Out of ignorance, I quickly judged that maybe those who didn't enjoy the careful study of the Bible weren't just hungry enough for God or just weren't "Christian" enough to do it. Never was I more wrong and flawed in my thinking.

It's not in everyone's nature

Many people who move in the gifts of teaching, exhortation and knowledge love to read the Bible for all its worth and get excited with the careful study of the Bible in its original language. If the idea of reading Bible in that manner excites you then I strongly encourage that you continue to do so.

However, to expect everyone to fall in love with God's word in that way would not only be unfair but also judgmental and narrow-minded. 1 Corinthians 12:20 reminds us, "As it is, there are many parts, yet one body."

And as the members of the body of Christ have different functions, they also have different ways of doing things -- doing ministry, discipleship, life and even devotions.

Whatever leads you closest to God

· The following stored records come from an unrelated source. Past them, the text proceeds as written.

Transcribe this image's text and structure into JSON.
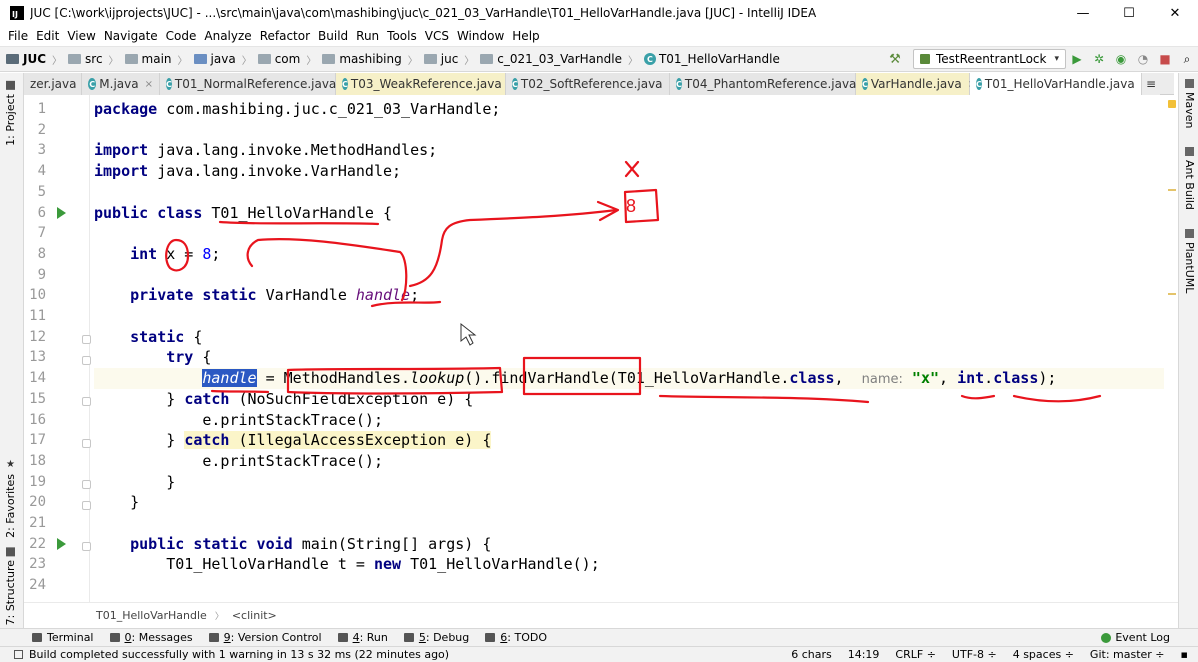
{
  "window": {
    "app_icon": "IJ",
    "title": "JUC [C:\\work\\ijprojects\\JUC] - ...\\src\\main\\java\\com\\mashibing\\juc\\c_021_03_VarHandle\\T01_HelloVarHandle.java [JUC] - IntelliJ IDEA",
    "minimize": "—",
    "maximize": "☐",
    "close": "✕"
  },
  "menu": [
    "File",
    "Edit",
    "View",
    "Navigate",
    "Code",
    "Analyze",
    "Refactor",
    "Build",
    "Run",
    "Tools",
    "VCS",
    "Window",
    "Help"
  ],
  "navbar": {
    "crumbs": [
      "JUC",
      "src",
      "main",
      "java",
      "com",
      "mashibing",
      "juc",
      "c_021_03_VarHandle",
      "T01_HelloVarHandle"
    ],
    "run_config": "TestReentrantLock",
    "hammer_icon": "hammer-icon",
    "run_icon": "run-icon",
    "debug_icon": "debug-icon"
  },
  "tabs": [
    {
      "label": "zer.java",
      "icon": "",
      "style": "plain"
    },
    {
      "label": "M.java",
      "icon": "C",
      "style": "plain"
    },
    {
      "label": "T01_NormalReference.java",
      "icon": "C",
      "style": "plain"
    },
    {
      "label": "T03_WeakReference.java",
      "icon": "C",
      "style": "yellow"
    },
    {
      "label": "T02_SoftReference.java",
      "icon": "C",
      "style": "plain"
    },
    {
      "label": "T04_PhantomReference.java",
      "icon": "C",
      "style": "plain"
    },
    {
      "label": "VarHandle.java",
      "icon": "C",
      "style": "yellow"
    },
    {
      "label": "T01_HelloVarHandle.java",
      "icon": "C",
      "style": "active"
    }
  ],
  "tab_overflow": "≡",
  "tab_close": "×",
  "left_tools": {
    "project": "1: Project",
    "favorites": "2: Favorites",
    "structure": "7: Structure"
  },
  "right_tools": {
    "maven": "Maven",
    "ant": "Ant Build",
    "plantuml": "PlantUML"
  },
  "code": {
    "line_numbers": [
      "1",
      "2",
      "3",
      "4",
      "5",
      "6",
      "7",
      "8",
      "9",
      "10",
      "11",
      "12",
      "13",
      "14",
      "15",
      "16",
      "17",
      "18",
      "19",
      "20",
      "21",
      "22",
      "23",
      "24"
    ],
    "l1": {
      "kw": "package",
      "rest": " com.mashibing.juc.c_021_03_VarHandle;"
    },
    "l3": {
      "kw": "import",
      "rest": " java.lang.invoke.MethodHandles;"
    },
    "l4": {
      "kw": "import",
      "rest": " java.lang.invoke.VarHandle;"
    },
    "l6": {
      "kw": "public class",
      "rest": " T01_HelloVarHandle {"
    },
    "l8": {
      "indent": "    ",
      "kw": "int",
      "mid": " x = ",
      "num": "8",
      "end": ";"
    },
    "l10": {
      "indent": "    ",
      "kw": "private static",
      "mid": " VarHandle ",
      "fld": "handle",
      "end": ";"
    },
    "l12": {
      "indent": "    ",
      "kw": "static",
      "rest": " {"
    },
    "l13": {
      "indent": "        ",
      "kw": "try",
      "rest": " {"
    },
    "l14": {
      "indent": "            ",
      "sel": "handle",
      "a": " = MethodHandles.",
      "b": "lookup",
      "c": "().findVarHandle(T01_HelloVarHandle.",
      "kw1": "class",
      "d": ",  ",
      "hint": "name:",
      "e": " ",
      "str": "\"x\"",
      "f": ", ",
      "kw2": "int",
      "g": ".",
      "kw3": "class",
      "h": ");"
    },
    "l15": {
      "indent": "        ",
      "pre": "} ",
      "kw": "catch",
      "rest": " (NoSuchFieldException e) {"
    },
    "l16": {
      "indent": "            ",
      "rest": "e.printStackTrace();"
    },
    "l17": {
      "indent": "        ",
      "pre": "} ",
      "kw": "catch",
      "rest": " (IllegalAccessException e) {"
    },
    "l18": {
      "indent": "            ",
      "rest": "e.printStackTrace();"
    },
    "l19": {
      "indent": "        ",
      "rest": "}"
    },
    "l20": {
      "indent": "    ",
      "rest": "}"
    },
    "l22": {
      "indent": "    ",
      "kw": "public static void",
      "rest": " main(String[] args) {"
    },
    "l23": {
      "indent": "        ",
      "a": "T01_HelloVarHandle t = ",
      "kw": "new",
      "b": " T01_HelloVarHandle();"
    }
  },
  "annotations": {
    "mark_x": "x",
    "box_value": "8"
  },
  "breadcrumb": [
    "T01_HelloVarHandle",
    "<clinit>"
  ],
  "tool_windows": {
    "terminal": "Terminal",
    "messages_num": "0",
    "messages": ": Messages",
    "vcs_num": "9",
    "vcs": ": Version Control",
    "run_num": "4",
    "run": ": Run",
    "debug_num": "5",
    "debug": ": Debug",
    "todo_num": "6",
    "todo": ": TODO",
    "event_log": "Event Log"
  },
  "status": {
    "message": "Build completed successfully with 1 warning in 13 s 32 ms (22 minutes ago)",
    "chars": "6 chars",
    "position": "14:19",
    "line_sep": "CRLF ÷",
    "encoding": "UTF-8 ÷",
    "indent": "4 spaces ÷",
    "git": "Git: master ÷"
  },
  "colors": {
    "accent_green": "#3b9a3b",
    "selection": "#2b59c3",
    "annotation_red": "#e8141d"
  }
}
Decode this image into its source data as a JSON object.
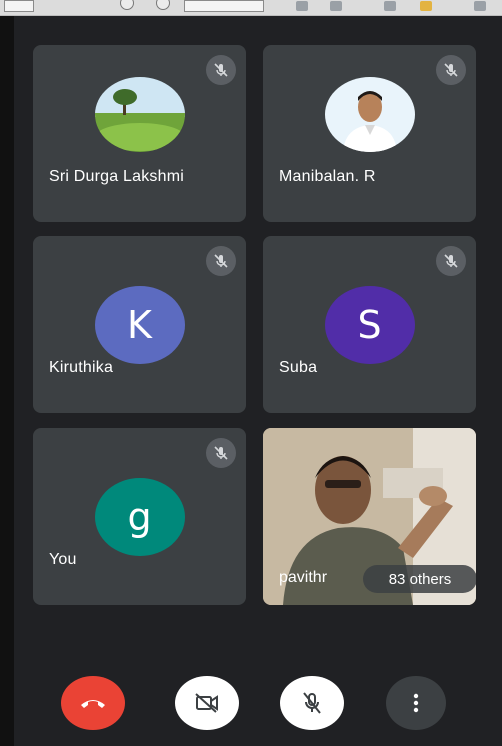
{
  "participants": [
    {
      "name": "Sri Durga Lakshmi",
      "avatar_type": "photo",
      "photo_icon": "landscape-photo",
      "muted": true
    },
    {
      "name": "Manibalan. R",
      "avatar_type": "photo",
      "photo_icon": "person-photo",
      "muted": true
    },
    {
      "name": "Kiruthika",
      "avatar_type": "letter",
      "initial": "K",
      "color": "#5c6bc0",
      "muted": true
    },
    {
      "name": "Suba",
      "avatar_type": "letter",
      "initial": "S",
      "color": "#512da8",
      "muted": true
    },
    {
      "name": "You",
      "avatar_type": "letter",
      "initial": "g",
      "color": "#00897b",
      "muted": true
    }
  ],
  "video_tile": {
    "name_visible": "pavithr",
    "others_label": "83 others"
  },
  "controls": {
    "end_call_icon": "phone-hangup-icon",
    "camera_icon": "camera-off-icon",
    "mic_icon": "mic-off-icon",
    "more_icon": "more-vert-icon"
  },
  "colors": {
    "background": "#202124",
    "tile": "#3c4043",
    "end_call": "#ea4335"
  }
}
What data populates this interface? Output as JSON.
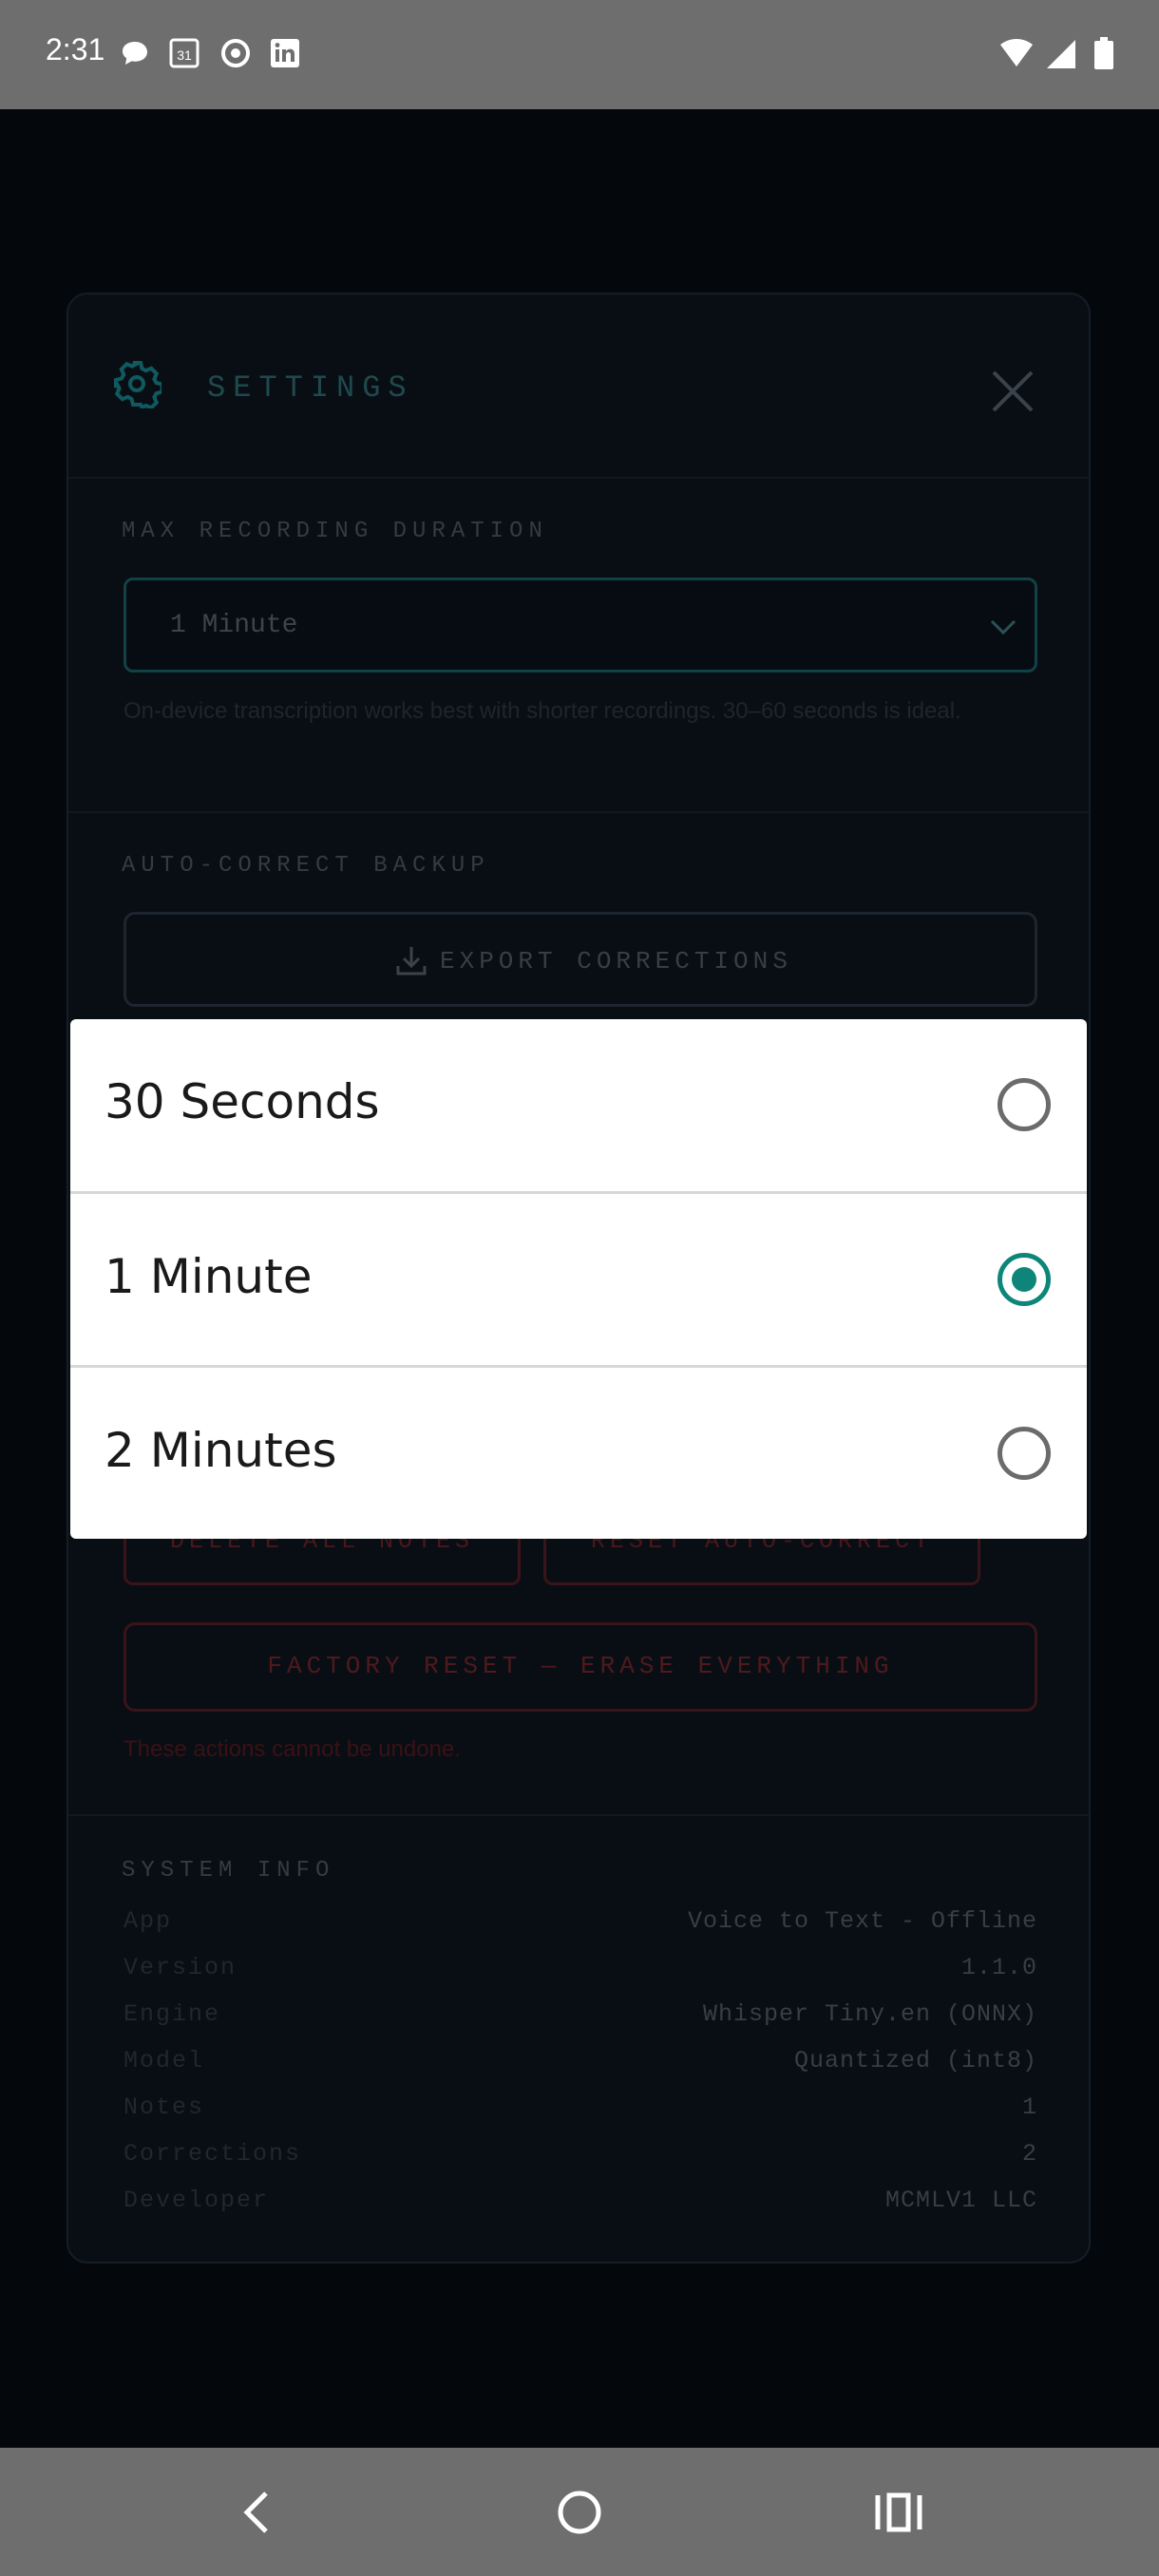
{
  "status_bar": {
    "time": "2:31",
    "left_icons": [
      "chat-bubble-icon",
      "calendar-31-icon",
      "record-icon",
      "linkedin-icon"
    ],
    "calendar_day": "31",
    "right_icons": [
      "wifi-icon",
      "signal-icon",
      "battery-icon"
    ]
  },
  "settings": {
    "title": "SETTINGS",
    "max_recording": {
      "label": "MAX RECORDING DURATION",
      "selected": "1 Minute",
      "hint": "On-device transcription works best with shorter recordings. 30–60 seconds is ideal."
    },
    "autocorrect_backup": {
      "label": "AUTO-CORRECT BACKUP",
      "export_label": "EXPORT CORRECTIONS"
    },
    "danger": {
      "delete_notes": "DELETE ALL NOTES",
      "reset_autocorrect": "RESET AUTO-CORRECT",
      "factory_reset": "FACTORY RESET — ERASE EVERYTHING",
      "warning": "These actions cannot be undone."
    },
    "system_info": {
      "label": "SYSTEM INFO",
      "rows": [
        {
          "key": "App",
          "value": "Voice to Text - Offline"
        },
        {
          "key": "Version",
          "value": "1.1.0"
        },
        {
          "key": "Engine",
          "value": "Whisper Tiny.en (ONNX)"
        },
        {
          "key": "Model",
          "value": "Quantized (int8)"
        },
        {
          "key": "Notes",
          "value": "1"
        },
        {
          "key": "Corrections",
          "value": "2"
        },
        {
          "key": "Developer",
          "value": "MCMLV1 LLC"
        }
      ]
    }
  },
  "picker": {
    "options": [
      {
        "label": "30 Seconds",
        "selected": false
      },
      {
        "label": "1 Minute",
        "selected": true
      },
      {
        "label": "2 Minutes",
        "selected": false
      }
    ],
    "accent": "#0d8578"
  },
  "nav_bar": {
    "icons": [
      "back-icon",
      "home-icon",
      "recents-icon"
    ]
  }
}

Philippians 4:8 says, "Finally, brothers, whatever is true, whatever is honorable, whatever is just, whatever is pure, whatever is lovely, whatever is commendable, if there is any excellence, if there is anything worthy of praise, think about these things."

The thing is commendability, excellence and praise-worthiness can look different for many people. In the area of Bible reading, it may be simply digesting the Bible as a love letter or breaking it down the way a lawyer would break down an article. In whatever way God has wired you, do it that way. Do not force something that does not lead you closer to God and only draws you away from enjoying Him and His presence.

It's not what you know, but what you do with what you know

More importantly, the healthiest form of Bible reading is that which leads you to higher levels of practice, not higher levels of knowledge. As important as knowledge and enlightenment is, all these things mean nothing if we do not apply it in our lives. So if studying the Bible in Hebrew and Greek helps you bring more application to your life, go for it.

Philippians 4:8 tells us, "What you have learned and received and heard and seen in me—practice these things, and the God of peace will be with you."